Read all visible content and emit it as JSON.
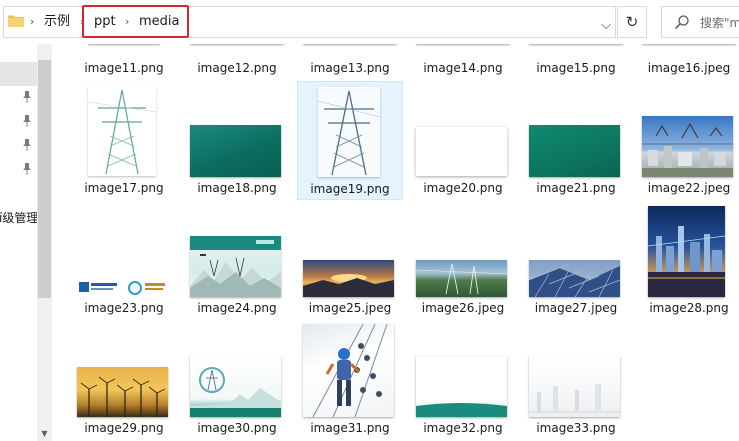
{
  "address_bar": {
    "breadcrumbs": [
      "示例",
      "ppt",
      "media"
    ]
  },
  "search": {
    "placeholder": "搜索\"m"
  },
  "nav_pane": {
    "partial_label": "ī级管理"
  },
  "files": [
    {
      "name": "image11.png"
    },
    {
      "name": "image12.png"
    },
    {
      "name": "image13.png"
    },
    {
      "name": "image14.png"
    },
    {
      "name": "image15.png"
    },
    {
      "name": "image16.jpeg"
    },
    {
      "name": "image17.png"
    },
    {
      "name": "image18.png"
    },
    {
      "name": "image19.png"
    },
    {
      "name": "image20.png"
    },
    {
      "name": "image21.png"
    },
    {
      "name": "image22.jpeg"
    },
    {
      "name": "image23.png"
    },
    {
      "name": "image24.png"
    },
    {
      "name": "image25.jpeg"
    },
    {
      "name": "image26.jpeg"
    },
    {
      "name": "image27.jpeg"
    },
    {
      "name": "image28.png"
    },
    {
      "name": "image29.png"
    },
    {
      "name": "image30.png"
    },
    {
      "name": "image31.png"
    },
    {
      "name": "image32.png"
    },
    {
      "name": "image33.png"
    }
  ],
  "selected_file": "image19.png",
  "colors": {
    "highlight_box": "#d9262b",
    "selection": "#e5f3ff",
    "teal": "#0d7a6c"
  }
}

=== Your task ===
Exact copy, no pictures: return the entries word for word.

=== Solution to this task ===
Read all visible content and emit it as JSON.
{
  "address_bar": {
    "breadcrumbs": [
      "示例",
      "ppt",
      "media"
    ]
  },
  "search": {
    "placeholder": "搜索\"m"
  },
  "nav_pane": {
    "partial_label": "ī级管理"
  },
  "files": [
    {
      "name": "image11.png"
    },
    {
      "name": "image12.png"
    },
    {
      "name": "image13.png"
    },
    {
      "name": "image14.png"
    },
    {
      "name": "image15.png"
    },
    {
      "name": "image16.jpeg"
    },
    {
      "name": "image17.png"
    },
    {
      "name": "image18.png"
    },
    {
      "name": "image19.png"
    },
    {
      "name": "image20.png"
    },
    {
      "name": "image21.png"
    },
    {
      "name": "image22.jpeg"
    },
    {
      "name": "image23.png"
    },
    {
      "name": "image24.png"
    },
    {
      "name": "image25.jpeg"
    },
    {
      "name": "image26.jpeg"
    },
    {
      "name": "image27.jpeg"
    },
    {
      "name": "image28.png"
    },
    {
      "name": "image29.png"
    },
    {
      "name": "image30.png"
    },
    {
      "name": "image31.png"
    },
    {
      "name": "image32.png"
    },
    {
      "name": "image33.png"
    }
  ],
  "selected_file": "image19.png",
  "colors": {
    "highlight_box": "#d9262b",
    "selection": "#e5f3ff",
    "teal": "#0d7a6c"
  }
}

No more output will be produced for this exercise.